Safe, Humane Trapping: Essentials

Cats must be hungry to enter a trap for bait! 

  • Withhold food 24hrs prior to trapping. 
  • Place bait at the very back of the trap so the cat must step on the trip pan to reach the food. SMALL amounts of bait can be used as a trail to entice the cat to go in. 
  • Partially cover the trap with a large towel. Set the trap and move away from the area.  


A trap should be kept within view or checked FREQUENTLY.

  • ~Every 15-30 minutes. ALWAYS keep track of how many traps have been set, and NEVER leave a set trap unattended. A cat can die from hypothermia or heat stroke when confined in a trap outside.
  • If the cats aren’t going into the traps, try removing covers, changing bait or repositioning traps.
  • Be patient. At each trap, wait for a cat to enter and for the trap to close, then approach calmly.


If you trap a cat that appears seriously injured or ill, do not hold until surgery. Seek veterinary help immediately.

  • Cats may panic after being trapped. Do not be alarmed. Covering the trap fully should calm them down almost immediately. 
  • Move the trap to a safe, temperature-controlled space. Use heavy gloves when handling occupied traps.
  • NEVER open the traps or touch the cats. 
  • ...EVEN if a cat appears it may be hurting itself. And EVEN if the cat seems friendly 
  • (ANY trapped animal can act unpredictably or inflict injury). 


Remember: the only time cats should be removed from traps is during surgery and when you return them to their outdoor homes.

Throughout trapping, transport, recovery, and return, take steps to minimize stress by keeping cats covered and keeping the environment around them as calm and quiet as possible.

If holding a cat for an extended period of time (more than a few hours):
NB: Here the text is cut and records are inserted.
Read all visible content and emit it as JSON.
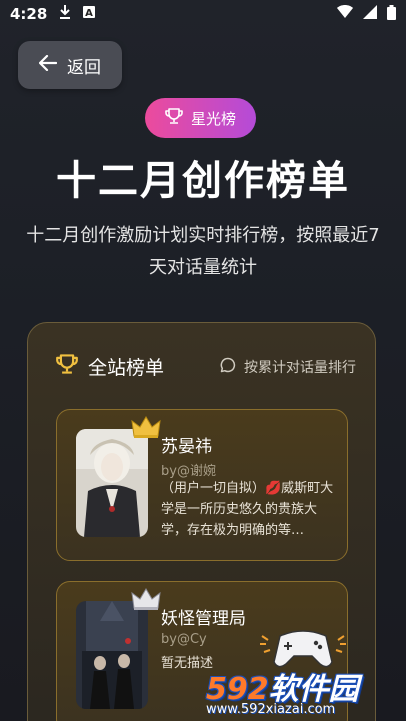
{
  "status_bar": {
    "time": "4:28",
    "icons": [
      "download-icon",
      "a-notification-icon",
      "wifi-icon",
      "signal-icon",
      "battery-icon"
    ]
  },
  "back_button": {
    "label": "返回",
    "icon": "arrow-left-icon"
  },
  "badge": {
    "label": "星光榜",
    "icon": "trophy-icon"
  },
  "header": {
    "title": "十二月创作榜单",
    "subtitle": "十二月创作激励计划实时排行榜，按照最近7天对话量统计"
  },
  "ranking": {
    "title": "全站榜单",
    "sort_label": "按累计对话量排行",
    "items": [
      {
        "name": "苏晏祎",
        "author": "by@谢婉",
        "description": "（用户一切自拟）💋威斯町大学是一所历史悠久的贵族大学，存在极为明确的等…",
        "crown": "gold"
      },
      {
        "name": "妖怪管理局",
        "author": "by@Cy",
        "description": "暂无描述",
        "crown": "silver"
      }
    ]
  },
  "watermark": {
    "logo_num": "592",
    "logo_text": "软件园",
    "url": "www.592xiazai.com"
  },
  "colors": {
    "accent_pink": "#ec4b9c",
    "accent_purple": "#b44bd8",
    "gold": "#f0c040"
  }
}
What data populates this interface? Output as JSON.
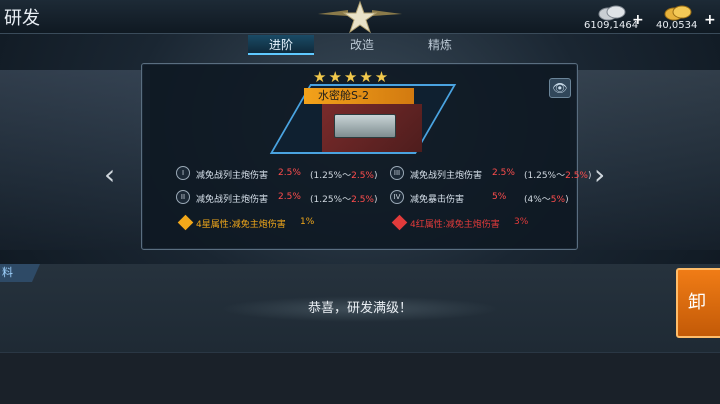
{
  "header": {
    "title": "研发",
    "silver_value": "6109,1464",
    "gold_value": "40,0534",
    "plus": "+"
  },
  "tabs": [
    {
      "label": "进阶",
      "active": true
    },
    {
      "label": "改造",
      "active": false
    },
    {
      "label": "精炼",
      "active": false
    }
  ],
  "item": {
    "stars": "★★★★★",
    "name": "水密舱S-2"
  },
  "stats": [
    {
      "badge": "I",
      "name": "减免战列主炮伤害",
      "pct": "2.5%",
      "range_lo": "(1.25%～",
      "range_hi": "2.5%",
      "range_end": ")"
    },
    {
      "badge": "II",
      "name": "减免战列主炮伤害",
      "pct": "2.5%",
      "range_lo": "(1.25%～",
      "range_hi": "2.5%",
      "range_end": ")"
    },
    {
      "badge": "III",
      "name": "减免战列主炮伤害",
      "pct": "2.5%",
      "range_lo": "(1.25%～",
      "range_hi": "2.5%",
      "range_end": ")"
    },
    {
      "badge": "IV",
      "name": "减免暴击伤害",
      "pct": "5%",
      "range_lo": "(4%～",
      "range_hi": "5%",
      "range_end": ")"
    }
  ],
  "attrs": [
    {
      "text": "4星属性:减免主炮伤害",
      "value": "1%",
      "color": "#f2a81a"
    },
    {
      "text": "4红属性:减免主炮伤害",
      "value": "3%",
      "color": "#e23b3b"
    }
  ],
  "lower": {
    "tab_label": "料",
    "congrats": "恭喜，研发满级！",
    "side_button": "卸"
  },
  "colors": {
    "accent": "#5fc9ff",
    "highlight": "#ff4d4d",
    "orange": "#f07c16"
  }
}
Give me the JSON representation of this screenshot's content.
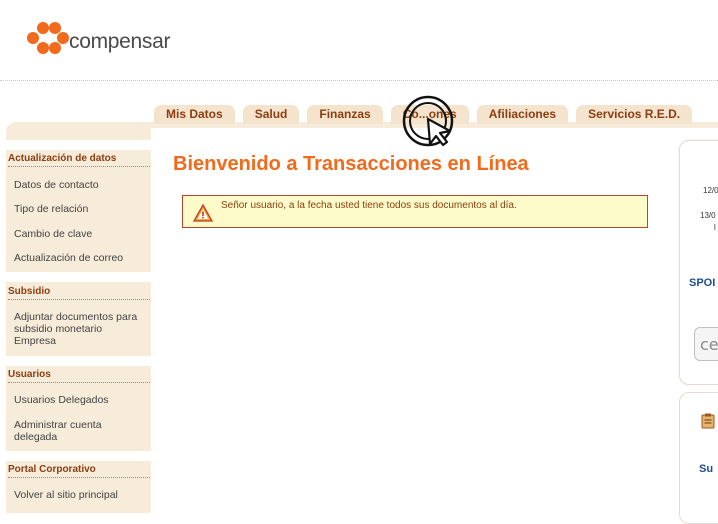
{
  "brand": {
    "name": "compensar",
    "color": "#f26a1b"
  },
  "tabs": [
    {
      "label": "Mis Datos"
    },
    {
      "label": "Salud"
    },
    {
      "label": "Finanzas"
    },
    {
      "label": "Co...ones"
    },
    {
      "label": "Afiliaciones"
    },
    {
      "label": "Servicios R.E.D."
    }
  ],
  "sidebar": {
    "sections": [
      {
        "title": "Actualización de datos",
        "items": [
          "Datos de contacto",
          "Tipo de relación",
          "Cambio de clave",
          "Actualización de correo"
        ]
      },
      {
        "title": "Subsidio",
        "items": [
          "Adjuntar documentos para subsidio monetario Empresa"
        ]
      },
      {
        "title": "Usuarios",
        "items": [
          "Usuarios Delegados",
          "Administrar cuenta delegada"
        ]
      },
      {
        "title": "Portal Corporativo",
        "items": [
          "Volver al sitio principal"
        ]
      }
    ]
  },
  "main": {
    "title": "Bienvenido a Transacciones en Línea",
    "notice": "Señor usuario, a la fecha usted tiene todos sus documentos al día."
  },
  "right_panel": {
    "date1": "12/0",
    "date2": "13/0",
    "date2_sub": "l",
    "spot": "SPOI",
    "box_text": "cel",
    "su": "Su"
  }
}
  • Place newspaper or absorbent pads beneath traps to aid cleanup of waste and spills. 
  • Protect the cats from ants/insects, inclement weather, and extreme temperatures.
  • Provide food and water.  Use a trap divider if available.  Otherwise, wait until the cat is calm and at the back of the trap. Cats usually prefer to stay covered. Uncovering the front of the trap may encourage the cat to stay put. Lift the bait door JUST high enough to insert a small dish.


After surgery, hold for recovery. Monitor for prolonged bleeding, difficulty in breathing, extreme lethargy, or vomiting. After 24 hours of recovery cats are ready for return. They should be fully awake and alert and show no signs of concern. If this is not the case, follow-up veterinary attention may be required, but this is rare.

NEVER attempt to relocate a cat after recovery by releasing it in a new area.

The belief that cats will easily adjust to an unfamiliar location is a MYTH.

See Pinellas County Ordinance section 14-37 for details on TNVR regulations.